◆ The records
========================================

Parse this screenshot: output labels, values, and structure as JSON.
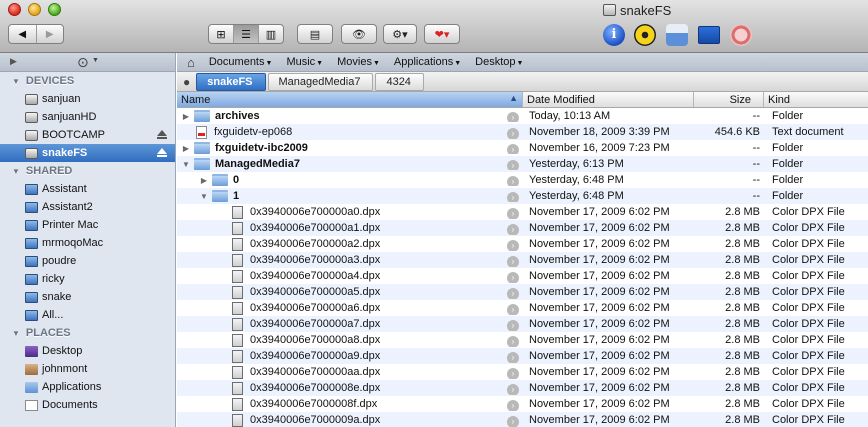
{
  "window": {
    "title": "snakeFS"
  },
  "toolbar": {
    "back_label": "◀",
    "forward_label": "▶",
    "view_icons_label": "⊞",
    "view_list_label": "☰",
    "view_columns_label": "▥",
    "coverflow_label": "▤",
    "quicklook_label": "👁",
    "action_label": "⚙▾",
    "label_label": "❤▾"
  },
  "favorites": [
    {
      "label": "Documents"
    },
    {
      "label": "Music"
    },
    {
      "label": "Movies"
    },
    {
      "label": "Applications"
    },
    {
      "label": "Desktop"
    }
  ],
  "sidebar": {
    "devices_header": "DEVICES",
    "devices": [
      {
        "label": "sanjuan"
      },
      {
        "label": "sanjuanHD"
      },
      {
        "label": "BOOTCAMP"
      },
      {
        "label": "snakeFS"
      }
    ],
    "shared_header": "SHARED",
    "shared": [
      {
        "label": "Assistant"
      },
      {
        "label": "Assistant2"
      },
      {
        "label": "Printer Mac"
      },
      {
        "label": "mrmoqoMac"
      },
      {
        "label": "poudre"
      },
      {
        "label": "ricky"
      },
      {
        "label": "snake"
      },
      {
        "label": "All..."
      }
    ],
    "places_header": "PLACES",
    "places": [
      {
        "label": "Desktop"
      },
      {
        "label": "johnmont"
      },
      {
        "label": "Applications"
      },
      {
        "label": "Documents"
      }
    ]
  },
  "path": {
    "crumbs": [
      {
        "label": "snakeFS"
      },
      {
        "label": "ManagedMedia7"
      },
      {
        "label": "4324"
      }
    ]
  },
  "columns": {
    "name": "Name",
    "date": "Date Modified",
    "size": "Size",
    "kind": "Kind"
  },
  "rows": [
    {
      "name": "archives",
      "date": "Today, 10:13 AM",
      "size": "--",
      "kind": "Folder"
    },
    {
      "name": "fxguidetv-ep068",
      "date": "November 18, 2009 3:39 PM",
      "size": "454.6 KB",
      "kind": "Text document"
    },
    {
      "name": "fxguidetv-ibc2009",
      "date": "November 16, 2009 7:23 PM",
      "size": "--",
      "kind": "Folder"
    },
    {
      "name": "ManagedMedia7",
      "date": "Yesterday, 6:13 PM",
      "size": "--",
      "kind": "Folder"
    },
    {
      "name": "0",
      "date": "Yesterday, 6:48 PM",
      "size": "--",
      "kind": "Folder"
    },
    {
      "name": "1",
      "date": "Yesterday, 6:48 PM",
      "size": "--",
      "kind": "Folder"
    },
    {
      "name": "0x3940006e700000a0.dpx",
      "date": "November 17, 2009 6:02 PM",
      "size": "2.8 MB",
      "kind": "Color DPX File"
    },
    {
      "name": "0x3940006e700000a1.dpx",
      "date": "November 17, 2009 6:02 PM",
      "size": "2.8 MB",
      "kind": "Color DPX File"
    },
    {
      "name": "0x3940006e700000a2.dpx",
      "date": "November 17, 2009 6:02 PM",
      "size": "2.8 MB",
      "kind": "Color DPX File"
    },
    {
      "name": "0x3940006e700000a3.dpx",
      "date": "November 17, 2009 6:02 PM",
      "size": "2.8 MB",
      "kind": "Color DPX File"
    },
    {
      "name": "0x3940006e700000a4.dpx",
      "date": "November 17, 2009 6:02 PM",
      "size": "2.8 MB",
      "kind": "Color DPX File"
    },
    {
      "name": "0x3940006e700000a5.dpx",
      "date": "November 17, 2009 6:02 PM",
      "size": "2.8 MB",
      "kind": "Color DPX File"
    },
    {
      "name": "0x3940006e700000a6.dpx",
      "date": "November 17, 2009 6:02 PM",
      "size": "2.8 MB",
      "kind": "Color DPX File"
    },
    {
      "name": "0x3940006e700000a7.dpx",
      "date": "November 17, 2009 6:02 PM",
      "size": "2.8 MB",
      "kind": "Color DPX File"
    },
    {
      "name": "0x3940006e700000a8.dpx",
      "date": "November 17, 2009 6:02 PM",
      "size": "2.8 MB",
      "kind": "Color DPX File"
    },
    {
      "name": "0x3940006e700000a9.dpx",
      "date": "November 17, 2009 6:02 PM",
      "size": "2.8 MB",
      "kind": "Color DPX File"
    },
    {
      "name": "0x3940006e700000aa.dpx",
      "date": "November 17, 2009 6:02 PM",
      "size": "2.8 MB",
      "kind": "Color DPX File"
    },
    {
      "name": "0x3940006e7000008e.dpx",
      "date": "November 17, 2009 6:02 PM",
      "size": "2.8 MB",
      "kind": "Color DPX File"
    },
    {
      "name": "0x3940006e7000008f.dpx",
      "date": "November 17, 2009 6:02 PM",
      "size": "2.8 MB",
      "kind": "Color DPX File"
    },
    {
      "name": "0x3940006e7000009a.dpx",
      "date": "November 17, 2009 6:02 PM",
      "size": "2.8 MB",
      "kind": "Color DPX File"
    }
  ]
}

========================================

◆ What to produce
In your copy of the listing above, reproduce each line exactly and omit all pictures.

◆ Answer below
Parse this screenshot: output labels, values, and structure as JSON.
{
  "window": {
    "title": "snakeFS"
  },
  "toolbar": {
    "back_label": "◀",
    "forward_label": "▶",
    "view_icons_label": "⊞",
    "view_list_label": "☰",
    "view_columns_label": "▥",
    "coverflow_label": "▤",
    "quicklook_label": "👁",
    "action_label": "⚙▾",
    "label_label": "❤▾"
  },
  "favorites": [
    {
      "label": "Documents"
    },
    {
      "label": "Music"
    },
    {
      "label": "Movies"
    },
    {
      "label": "Applications"
    },
    {
      "label": "Desktop"
    }
  ],
  "sidebar": {
    "devices_header": "DEVICES",
    "devices": [
      {
        "label": "sanjuan"
      },
      {
        "label": "sanjuanHD"
      },
      {
        "label": "BOOTCAMP"
      },
      {
        "label": "snakeFS"
      }
    ],
    "shared_header": "SHARED",
    "shared": [
      {
        "label": "Assistant"
      },
      {
        "label": "Assistant2"
      },
      {
        "label": "Printer Mac"
      },
      {
        "label": "mrmoqoMac"
      },
      {
        "label": "poudre"
      },
      {
        "label": "ricky"
      },
      {
        "label": "snake"
      },
      {
        "label": "All..."
      }
    ],
    "places_header": "PLACES",
    "places": [
      {
        "label": "Desktop"
      },
      {
        "label": "johnmont"
      },
      {
        "label": "Applications"
      },
      {
        "label": "Documents"
      }
    ]
  },
  "path": {
    "crumbs": [
      {
        "label": "snakeFS"
      },
      {
        "label": "ManagedMedia7"
      },
      {
        "label": "4324"
      }
    ]
  },
  "columns": {
    "name": "Name",
    "date": "Date Modified",
    "size": "Size",
    "kind": "Kind"
  },
  "rows": [
    {
      "name": "archives",
      "date": "Today, 10:13 AM",
      "size": "--",
      "kind": "Folder"
    },
    {
      "name": "fxguidetv-ep068",
      "date": "November 18, 2009 3:39 PM",
      "size": "454.6 KB",
      "kind": "Text document"
    },
    {
      "name": "fxguidetv-ibc2009",
      "date": "November 16, 2009 7:23 PM",
      "size": "--",
      "kind": "Folder"
    },
    {
      "name": "ManagedMedia7",
      "date": "Yesterday, 6:13 PM",
      "size": "--",
      "kind": "Folder"
    },
    {
      "name": "0",
      "date": "Yesterday, 6:48 PM",
      "size": "--",
      "kind": "Folder"
    },
    {
      "name": "1",
      "date": "Yesterday, 6:48 PM",
      "size": "--",
      "kind": "Folder"
    },
    {
      "name": "0x3940006e700000a0.dpx",
      "date": "November 17, 2009 6:02 PM",
      "size": "2.8 MB",
      "kind": "Color DPX File"
    },
    {
      "name": "0x3940006e700000a1.dpx",
      "date": "November 17, 2009 6:02 PM",
      "size": "2.8 MB",
      "kind": "Color DPX File"
    },
    {
      "name": "0x3940006e700000a2.dpx",
      "date": "November 17, 2009 6:02 PM",
      "size": "2.8 MB",
      "kind": "Color DPX File"
    },
    {
      "name": "0x3940006e700000a3.dpx",
      "date": "November 17, 2009 6:02 PM",
      "size": "2.8 MB",
      "kind": "Color DPX File"
    },
    {
      "name": "0x3940006e700000a4.dpx",
      "date": "November 17, 2009 6:02 PM",
      "size": "2.8 MB",
      "kind": "Color DPX File"
    },
    {
      "name": "0x3940006e700000a5.dpx",
      "date": "November 17, 2009 6:02 PM",
      "size": "2.8 MB",
      "kind": "Color DPX File"
    },
    {
      "name": "0x3940006e700000a6.dpx",
      "date": "November 17, 2009 6:02 PM",
      "size": "2.8 MB",
      "kind": "Color DPX File"
    },
    {
      "name": "0x3940006e700000a7.dpx",
      "date": "November 17, 2009 6:02 PM",
      "size": "2.8 MB",
      "kind": "Color DPX File"
    },
    {
      "name": "0x3940006e700000a8.dpx",
      "date": "November 17, 2009 6:02 PM",
      "size": "2.8 MB",
      "kind": "Color DPX File"
    },
    {
      "name": "0x3940006e700000a9.dpx",
      "date": "November 17, 2009 6:02 PM",
      "size": "2.8 MB",
      "kind": "Color DPX File"
    },
    {
      "name": "0x3940006e700000aa.dpx",
      "date": "November 17, 2009 6:02 PM",
      "size": "2.8 MB",
      "kind": "Color DPX File"
    },
    {
      "name": "0x3940006e7000008e.dpx",
      "date": "November 17, 2009 6:02 PM",
      "size": "2.8 MB",
      "kind": "Color DPX File"
    },
    {
      "name": "0x3940006e7000008f.dpx",
      "date": "November 17, 2009 6:02 PM",
      "size": "2.8 MB",
      "kind": "Color DPX File"
    },
    {
      "name": "0x3940006e7000009a.dpx",
      "date": "November 17, 2009 6:02 PM",
      "size": "2.8 MB",
      "kind": "Color DPX File"
    }
  ]
}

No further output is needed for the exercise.